**Material supplied:**
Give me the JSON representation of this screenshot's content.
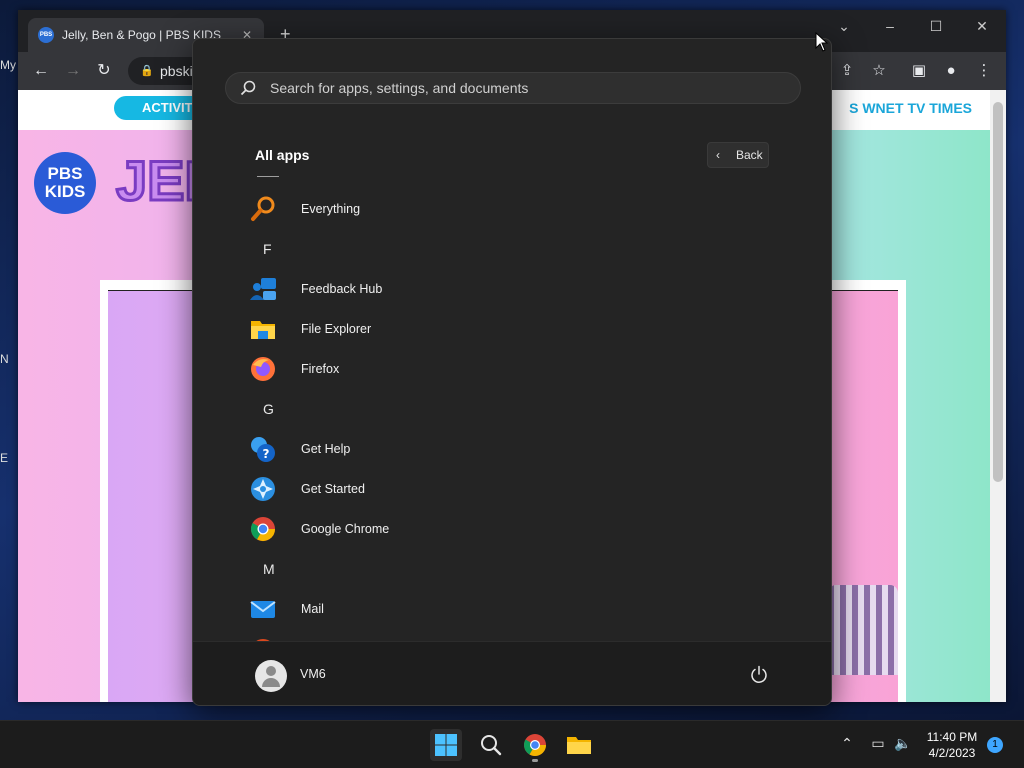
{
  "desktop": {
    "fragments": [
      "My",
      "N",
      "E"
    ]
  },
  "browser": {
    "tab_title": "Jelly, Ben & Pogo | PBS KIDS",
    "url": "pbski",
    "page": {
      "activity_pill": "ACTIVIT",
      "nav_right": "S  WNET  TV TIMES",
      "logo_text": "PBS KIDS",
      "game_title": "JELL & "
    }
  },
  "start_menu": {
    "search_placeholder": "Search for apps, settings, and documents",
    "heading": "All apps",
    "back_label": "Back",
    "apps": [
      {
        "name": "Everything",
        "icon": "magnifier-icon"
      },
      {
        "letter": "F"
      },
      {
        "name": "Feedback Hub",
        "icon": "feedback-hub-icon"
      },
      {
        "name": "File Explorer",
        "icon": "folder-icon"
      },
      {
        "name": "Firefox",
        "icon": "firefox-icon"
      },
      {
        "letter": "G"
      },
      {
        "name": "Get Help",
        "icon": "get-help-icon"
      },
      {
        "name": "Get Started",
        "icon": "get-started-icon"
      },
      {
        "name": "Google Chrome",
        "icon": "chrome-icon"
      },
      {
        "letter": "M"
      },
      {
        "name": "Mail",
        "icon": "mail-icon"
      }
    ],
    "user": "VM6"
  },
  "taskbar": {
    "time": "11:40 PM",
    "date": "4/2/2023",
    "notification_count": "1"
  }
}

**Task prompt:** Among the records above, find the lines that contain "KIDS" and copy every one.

**Result below:**
    "tab_title": "Jelly, Ben & Pogo | PBS KIDS",
      "logo_text": "PBS KIDS",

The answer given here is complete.